> **EXERCISE DATA**
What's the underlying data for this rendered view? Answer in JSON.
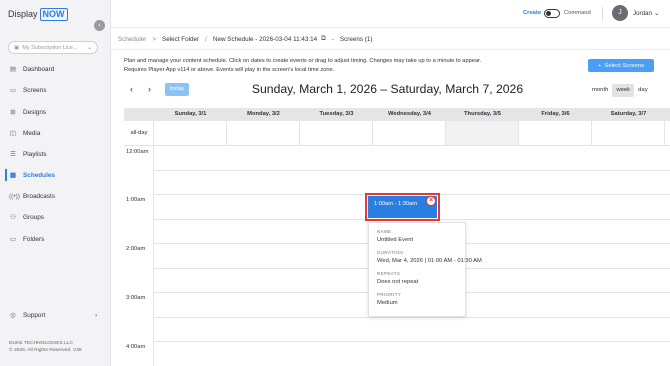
{
  "app": {
    "logo_text": "Display",
    "logo_badge": "NOW"
  },
  "sidebar": {
    "subscription_placeholder": "My Subscription Lice...",
    "items": [
      {
        "label": "Dashboard",
        "icon": "dashboard-icon"
      },
      {
        "label": "Screens",
        "icon": "screens-icon"
      },
      {
        "label": "Designs",
        "icon": "designs-icon"
      },
      {
        "label": "Media",
        "icon": "media-icon"
      },
      {
        "label": "Playlists",
        "icon": "playlists-icon"
      },
      {
        "label": "Schedules",
        "icon": "schedules-icon",
        "active": true
      },
      {
        "label": "Broadcasts",
        "icon": "broadcasts-icon"
      },
      {
        "label": "Groups",
        "icon": "groups-icon"
      },
      {
        "label": "Folders",
        "icon": "folders-icon"
      }
    ],
    "support_label": "Support",
    "footer_company": "DUKE TECHNOLOGIES LLC",
    "footer_copyright": "© 2026. All Rights Reserved. V39"
  },
  "topbar": {
    "create_label": "Create",
    "command_label": "Command",
    "user_initial": "J",
    "user_name": "Jordan"
  },
  "breadcrumb": {
    "root": "Scheduler",
    "folder": "Select Folder",
    "schedule": "New Schedule - 2026-03-04 11:43:14",
    "screens": "Screens (1)"
  },
  "info": {
    "line1": "Plan and manage your content schedule. Click on dates to create events or drag to adjust timing. Changes may take up to a minute to appear.",
    "line2": "Requires Player App v114 or above. Events will play in the screen's local time zone."
  },
  "select_screens_label": "Select Screens",
  "calendar": {
    "today_label": "today",
    "title": "Sunday, March 1, 2026 – Saturday, March 7, 2026",
    "views": [
      "month",
      "week",
      "day"
    ],
    "selected_view": "week",
    "days": [
      "Sunday, 3/1",
      "Monday, 3/2",
      "Tuesday, 3/3",
      "Wednesday, 3/4",
      "Thursday, 3/5",
      "Friday, 3/6",
      "Saturday, 3/7"
    ],
    "allday_label": "all-day",
    "times": [
      "12:00am",
      "1:00am",
      "2:00am",
      "3:00am",
      "4:00am"
    ]
  },
  "event": {
    "time_label": "1:00am - 1:30am",
    "color": "#2a7de1",
    "highlight_color": "#e53935"
  },
  "popover": {
    "name_label": "NAME",
    "name_value": "Untitled Event",
    "duration_label": "DURATION",
    "duration_value": "Wed, Mar 4, 2026 | 01:00 AM - 01:30 AM",
    "repeats_label": "REPEATS",
    "repeats_value": "Does not repeat",
    "priority_label": "PRIORITY",
    "priority_value": "Medium"
  }
}
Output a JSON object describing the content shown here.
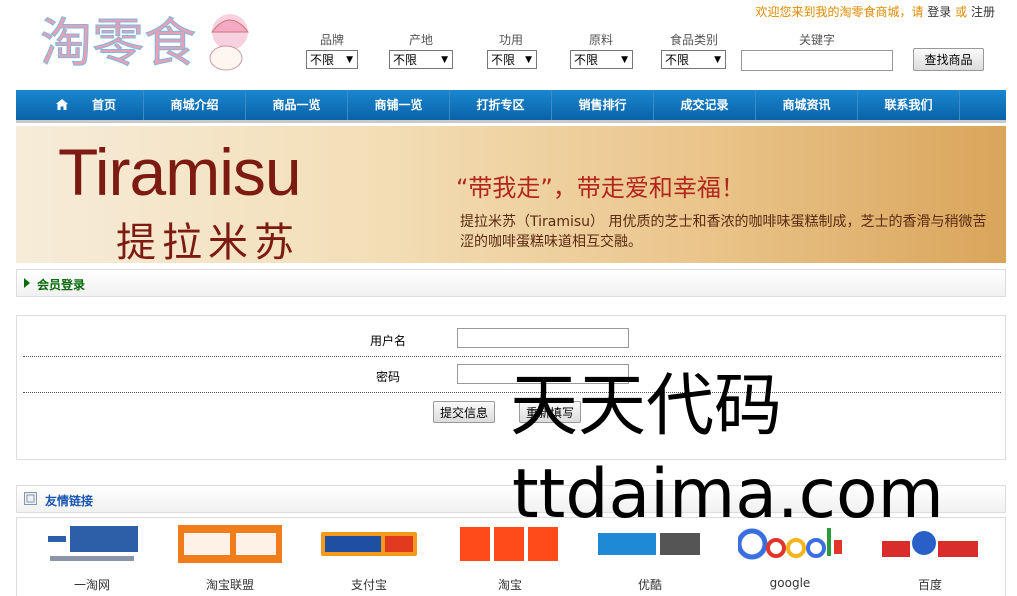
{
  "site": {
    "logo_text": "淘零食",
    "welcome": "欢迎您来到我的淘零食商城，请",
    "login_link": "登录",
    "or": "或",
    "register_link": "注册"
  },
  "filters": [
    {
      "label": "品牌",
      "value": "不限"
    },
    {
      "label": "产地",
      "value": "不限"
    },
    {
      "label": "功用",
      "value": "不限"
    },
    {
      "label": "原料",
      "value": "不限"
    },
    {
      "label": "食品类别",
      "value": "不限"
    }
  ],
  "keyword_label": "关键字",
  "search_button": "查找商品",
  "nav": [
    "首页",
    "商城介绍",
    "商品一览",
    "商铺一览",
    "打折专区",
    "销售排行",
    "成交记录",
    "商城资讯",
    "联系我们"
  ],
  "banner": {
    "title_en": "Tiramisu",
    "title_cn": "提拉米苏",
    "slogan": "“带我走”，带走爱和幸福！",
    "desc": "提拉米苏（Tiramisu）  用优质的芝士和香浓的咖啡味蛋糕制成，芝士的香滑与稍微苦涩的咖啡蛋糕味道相互交融。"
  },
  "member_login": {
    "title": "会员登录",
    "username_label": "用户名",
    "password_label": "密码",
    "submit": "提交信息",
    "reset": "重新填写"
  },
  "links": {
    "title": "友情链接",
    "items": [
      "一淘网",
      "淘宝联盟",
      "支付宝",
      "淘宝",
      "优酷",
      "google",
      "百度"
    ]
  },
  "watermark": {
    "line1": "天天代码",
    "line2": "ttdaima.com"
  },
  "colors": {
    "nav_bg": "#0a62a8",
    "accent_orange": "#e08a00",
    "panel_title_green": "#0b6b0b"
  }
}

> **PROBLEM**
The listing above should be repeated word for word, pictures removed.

> **SOLUTION FOR THIS EXERCISE**
What's the underlying data for this rendered view? Answer in JSON.
{
  "app": {
    "logo_text": "Display",
    "logo_badge": "NOW"
  },
  "sidebar": {
    "subscription_placeholder": "My Subscription Lice...",
    "items": [
      {
        "label": "Dashboard",
        "icon": "dashboard-icon"
      },
      {
        "label": "Screens",
        "icon": "screens-icon"
      },
      {
        "label": "Designs",
        "icon": "designs-icon"
      },
      {
        "label": "Media",
        "icon": "media-icon"
      },
      {
        "label": "Playlists",
        "icon": "playlists-icon"
      },
      {
        "label": "Schedules",
        "icon": "schedules-icon",
        "active": true
      },
      {
        "label": "Broadcasts",
        "icon": "broadcasts-icon"
      },
      {
        "label": "Groups",
        "icon": "groups-icon"
      },
      {
        "label": "Folders",
        "icon": "folders-icon"
      }
    ],
    "support_label": "Support",
    "footer_company": "DUKE TECHNOLOGIES LLC",
    "footer_copyright": "© 2026. All Rights Reserved. V39"
  },
  "topbar": {
    "create_label": "Create",
    "command_label": "Command",
    "user_initial": "J",
    "user_name": "Jordan"
  },
  "breadcrumb": {
    "root": "Scheduler",
    "folder": "Select Folder",
    "schedule": "New Schedule - 2026-03-04 11:43:14",
    "screens": "Screens (1)"
  },
  "info": {
    "line1": "Plan and manage your content schedule. Click on dates to create events or drag to adjust timing. Changes may take up to a minute to appear.",
    "line2": "Requires Player App v114 or above. Events will play in the screen's local time zone."
  },
  "select_screens_label": "Select Screens",
  "calendar": {
    "today_label": "today",
    "title": "Sunday, March 1, 2026 – Saturday, March 7, 2026",
    "views": [
      "month",
      "week",
      "day"
    ],
    "selected_view": "week",
    "days": [
      "Sunday, 3/1",
      "Monday, 3/2",
      "Tuesday, 3/3",
      "Wednesday, 3/4",
      "Thursday, 3/5",
      "Friday, 3/6",
      "Saturday, 3/7"
    ],
    "allday_label": "all-day",
    "times": [
      "12:00am",
      "1:00am",
      "2:00am",
      "3:00am",
      "4:00am"
    ]
  },
  "event": {
    "time_label": "1:00am - 1:30am",
    "color": "#2a7de1",
    "highlight_color": "#e53935"
  },
  "popover": {
    "name_label": "NAME",
    "name_value": "Untitled Event",
    "duration_label": "DURATION",
    "duration_value": "Wed, Mar 4, 2026 | 01:00 AM - 01:30 AM",
    "repeats_label": "REPEATS",
    "repeats_value": "Does not repeat",
    "priority_label": "PRIORITY",
    "priority_value": "Medium"
  }
}
Output a JSON object describing the content shown here.
{
  "site": {
    "logo_text": "淘零食",
    "welcome": "欢迎您来到我的淘零食商城，请",
    "login_link": "登录",
    "or": "或",
    "register_link": "注册"
  },
  "filters": [
    {
      "label": "品牌",
      "value": "不限"
    },
    {
      "label": "产地",
      "value": "不限"
    },
    {
      "label": "功用",
      "value": "不限"
    },
    {
      "label": "原料",
      "value": "不限"
    },
    {
      "label": "食品类别",
      "value": "不限"
    }
  ],
  "keyword_label": "关键字",
  "search_button": "查找商品",
  "nav": [
    "首页",
    "商城介绍",
    "商品一览",
    "商铺一览",
    "打折专区",
    "销售排行",
    "成交记录",
    "商城资讯",
    "联系我们"
  ],
  "banner": {
    "title_en": "Tiramisu",
    "title_cn": "提拉米苏",
    "slogan": "“带我走”，带走爱和幸福！",
    "desc": "提拉米苏（Tiramisu）  用优质的芝士和香浓的咖啡味蛋糕制成，芝士的香滑与稍微苦涩的咖啡蛋糕味道相互交融。"
  },
  "member_login": {
    "title": "会员登录",
    "username_label": "用户名",
    "password_label": "密码",
    "submit": "提交信息",
    "reset": "重新填写"
  },
  "links": {
    "title": "友情链接",
    "items": [
      "一淘网",
      "淘宝联盟",
      "支付宝",
      "淘宝",
      "优酷",
      "google",
      "百度"
    ]
  },
  "watermark": {
    "line1": "天天代码",
    "line2": "ttdaima.com"
  },
  "colors": {
    "nav_bg": "#0a62a8",
    "accent_orange": "#e08a00",
    "panel_title_green": "#0b6b0b"
  }
}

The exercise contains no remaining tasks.